Aim of the exercise:
Below are entries. Pull out all lines containing "true".

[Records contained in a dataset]
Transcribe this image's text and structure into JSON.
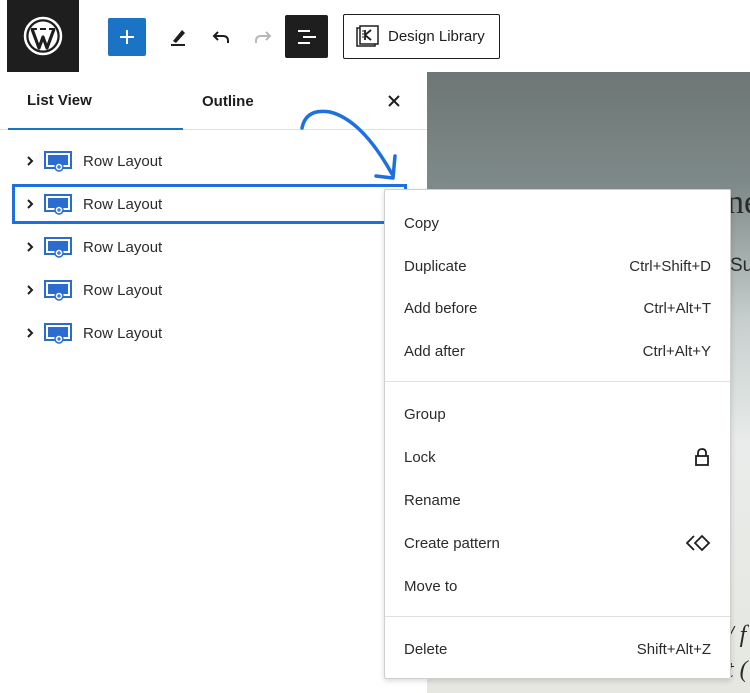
{
  "toolbar": {
    "design_library_label": "Design Library",
    "icons": {
      "logo": "wordpress-logo-icon",
      "add": "plus-icon",
      "edit": "pencil-icon",
      "undo": "undo-icon",
      "redo": "redo-icon",
      "list_view": "list-view-icon",
      "design_library": "kadence-icon"
    },
    "accent_color": "#1a73c4"
  },
  "panel": {
    "tabs": [
      {
        "label": "List View",
        "active": true
      },
      {
        "label": "Outline",
        "active": false
      }
    ],
    "close_icon": "close-icon",
    "rows": [
      {
        "label": "Row Layout",
        "selected": false
      },
      {
        "label": "Row Layout",
        "selected": true
      },
      {
        "label": "Row Layout",
        "selected": false
      },
      {
        "label": "Row Layout",
        "selected": false
      },
      {
        "label": "Row Layout",
        "selected": false
      }
    ],
    "highlight_color": "#1e6fe0"
  },
  "canvas": {
    "fragments": [
      "ne",
      "Su",
      "/ f",
      "t ("
    ]
  },
  "context_menu": {
    "groups": [
      [
        {
          "label": "Copy",
          "shortcut": ""
        },
        {
          "label": "Duplicate",
          "shortcut": "Ctrl+Shift+D"
        },
        {
          "label": "Add before",
          "shortcut": "Ctrl+Alt+T"
        },
        {
          "label": "Add after",
          "shortcut": "Ctrl+Alt+Y"
        }
      ],
      [
        {
          "label": "Group",
          "shortcut": ""
        },
        {
          "label": "Lock",
          "shortcut": "",
          "icon": "lock-icon"
        },
        {
          "label": "Rename",
          "shortcut": ""
        },
        {
          "label": "Create pattern",
          "shortcut": "",
          "icon": "pattern-icon"
        },
        {
          "label": "Move to",
          "shortcut": ""
        }
      ],
      [
        {
          "label": "Delete",
          "shortcut": "Shift+Alt+Z"
        }
      ]
    ]
  }
}
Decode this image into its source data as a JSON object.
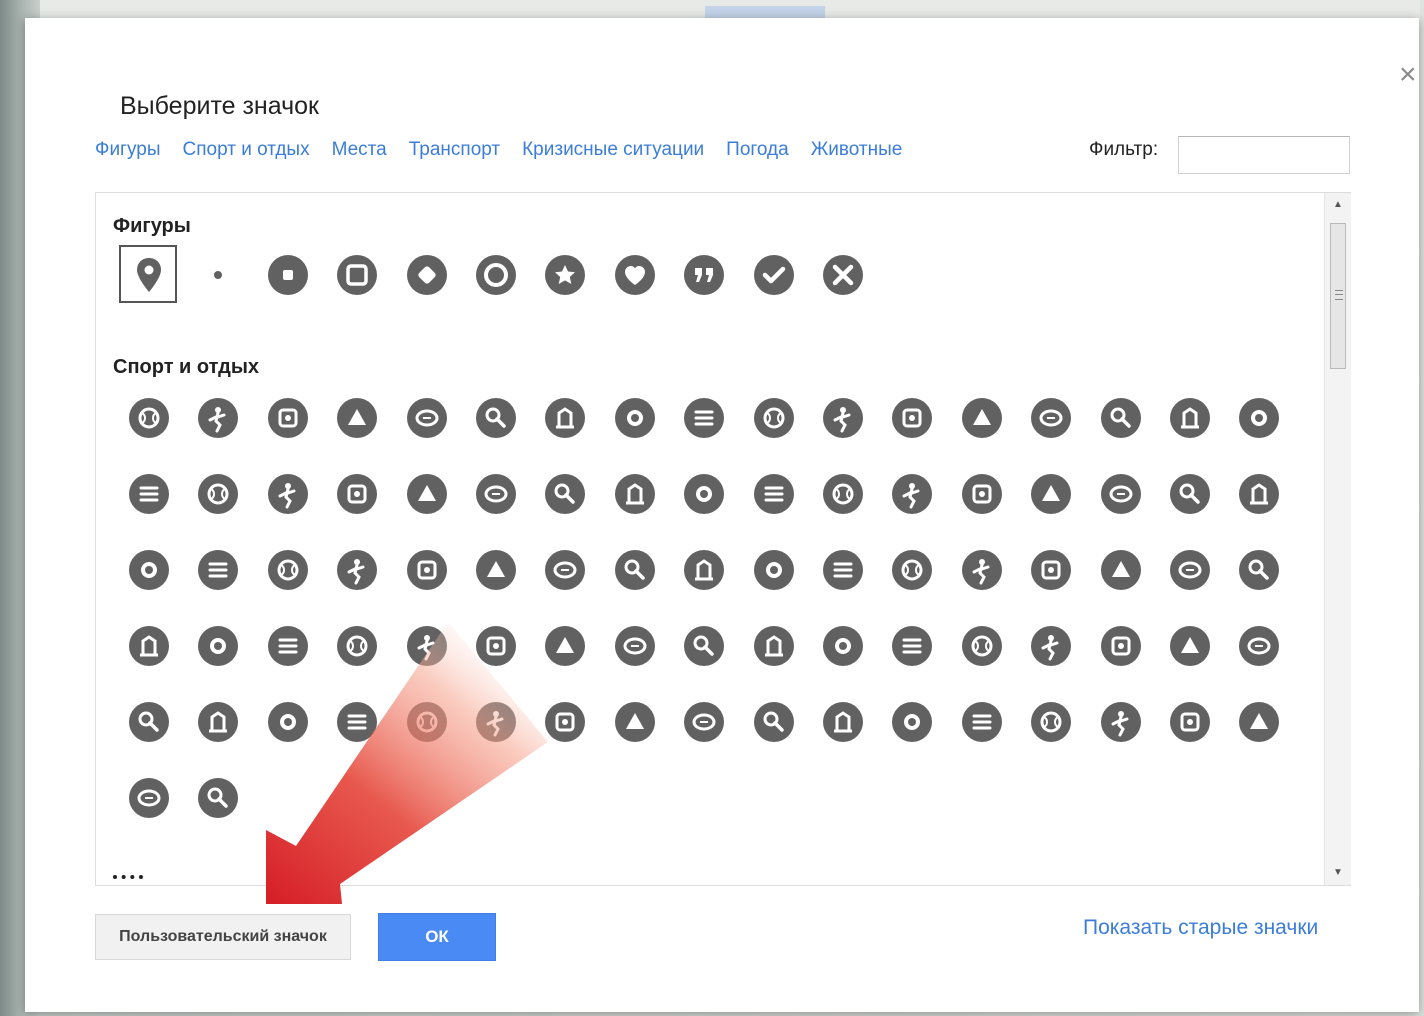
{
  "dialog": {
    "title": "Выберите значок",
    "close_glyph": "×",
    "tabs": [
      "Фигуры",
      "Спорт и отдых",
      "Места",
      "Транспорт",
      "Кризисные ситуации",
      "Погода",
      "Животные"
    ],
    "filter": {
      "label": "Фильтр:",
      "value": "",
      "placeholder": ""
    }
  },
  "sections": {
    "shapes": {
      "title": "Фигуры",
      "icons": [
        "placemark-icon",
        "small-dot-icon",
        "square-dot-icon",
        "square-icon",
        "diamond-icon",
        "ring-icon",
        "star-icon",
        "heart-icon",
        "quote-icon",
        "checkmark-icon",
        "cross-icon"
      ],
      "selected_index": 0
    },
    "sports": {
      "title": "Спорт и отдых",
      "icons": [
        "baseball-icon",
        "basketball-icon",
        "football-icon",
        "soccer-icon",
        "rugby-ball-icon",
        "volleyball-icon",
        "golfer-icon",
        "golf-course-icon",
        "magnifier-icon",
        "golf-flag-icon",
        "badminton-icon",
        "tennis-racket-icon",
        "table-tennis-icon",
        "boxing-glove-icon",
        "martial-arts-icon",
        "fencing-icon",
        "weightlifting-icon",
        "race-flag-icon",
        "surfing-icon",
        "horse-riding-icon",
        "bowling-icon",
        "billiards-icon",
        "cricket-icon",
        "archery-icon",
        "running-icon",
        "nordic-walking-icon",
        "cycling-icon",
        "dancing-icon",
        "climbing-wall-icon",
        "climbing-icon",
        "parkour-icon",
        "frisbee-icon",
        "gymnastics-icon",
        "paragliding-icon",
        "skydiving-icon",
        "hockey-icon",
        "ice-skate-icon",
        "skiing-icon",
        "cross-country-ski-icon",
        "snowboard-icon",
        "sledding-icon",
        "ski-jump-icon",
        "ski-hiking-icon",
        "snowmobile-icon",
        "kayak-icon",
        "rowing-icon",
        "sailing-icon",
        "jet-ski-icon",
        "swimming-icon",
        "water-ski-icon",
        "diving-icon",
        "swim-pool-icon",
        "snorkel-mask-icon",
        "scuba-icon",
        "fish-icon",
        "fishing-icon",
        "gym-icon",
        "playground-icon",
        "picnic-table-icon",
        "pine-tree-icon",
        "deciduous-tree-icon",
        "palm-tree-icon",
        "mountains-icon",
        "volcano-icon",
        "hot-spring-icon",
        "waterfall-icon",
        "favorite-star-icon",
        "hiking-icon",
        "trekking-icon",
        "family-walk-icon",
        "sign-post-icon",
        "deer-icon",
        "hunting-icon",
        "shooting-icon",
        "telescope-icon",
        "binoculars-icon",
        "camping-tent-icon",
        "guitar-icon",
        "campfire-icon",
        "barbecue-icon",
        "axe-icon",
        "caravan-icon",
        "motorcycle-icon",
        "rv-icon",
        "trailer-icon",
        "cinema-icon",
        "acrobat-icon"
      ]
    }
  },
  "buttons": {
    "custom_icon": "Пользовательский значок",
    "ok": "ОК",
    "show_old_icons": "Показать старые значки"
  },
  "colors": {
    "icon": "#616161",
    "link": "#3b7dd8",
    "ok": "#4a8af4",
    "arrow": "#d9242a"
  }
}
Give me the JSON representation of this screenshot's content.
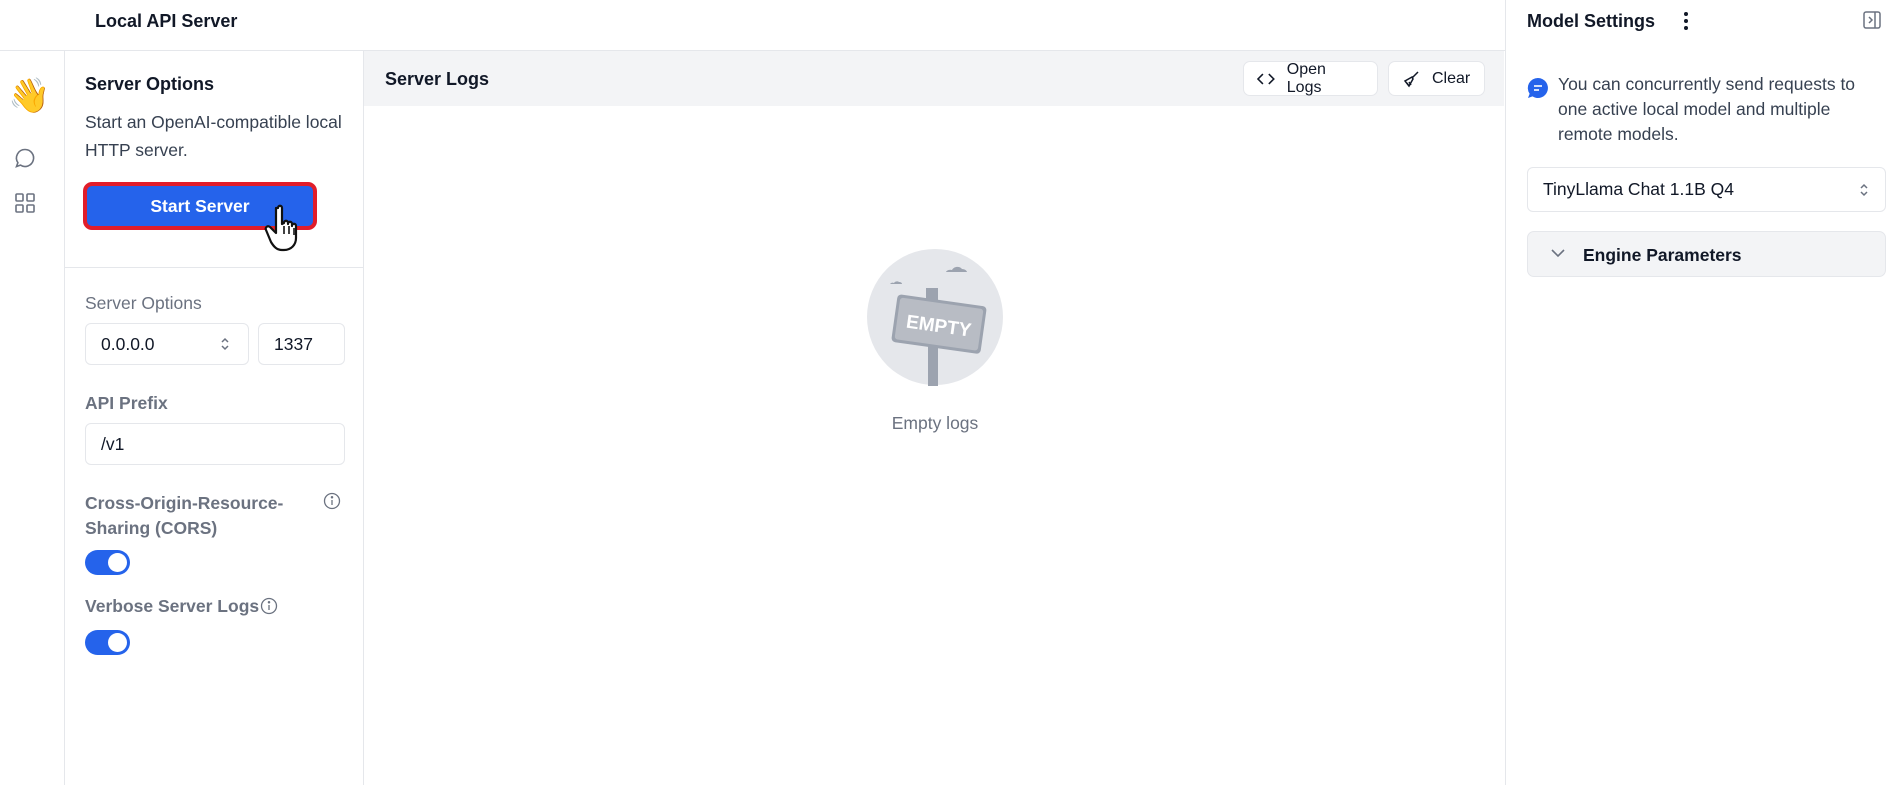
{
  "header": {
    "title": "Local API Server"
  },
  "rail": {
    "items": [
      "waving-hand",
      "chat-icon",
      "grid-icon"
    ]
  },
  "server_options": {
    "title": "Server Options",
    "description": "Start an OpenAI-compatible local HTTP server.",
    "start_button": "Start Server",
    "options_label": "Server Options",
    "host_value": "0.0.0.0",
    "port_value": "1337",
    "api_prefix_label": "API Prefix",
    "api_prefix_value": "/v1",
    "cors_label": "Cross-Origin-Resource-Sharing (CORS)",
    "cors_enabled": true,
    "verbose_label": "Verbose Server Logs",
    "verbose_enabled": true
  },
  "logs": {
    "title": "Server Logs",
    "open_logs_label": "Open Logs",
    "clear_label": "Clear",
    "empty_sign": "EMPTY",
    "empty_text": "Empty logs"
  },
  "model_settings": {
    "title": "Model Settings",
    "notice": "You can concurrently send requests to one active local model and multiple remote models.",
    "selected_model": "TinyLlama Chat 1.1B Q4",
    "engine_parameters_label": "Engine Parameters"
  },
  "colors": {
    "accent": "#2563eb",
    "highlight_border": "#e11d2a"
  }
}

Completed task:
        "active": true
        "selected": true
    "cors_enabled": true,
    "verbose_enabled": true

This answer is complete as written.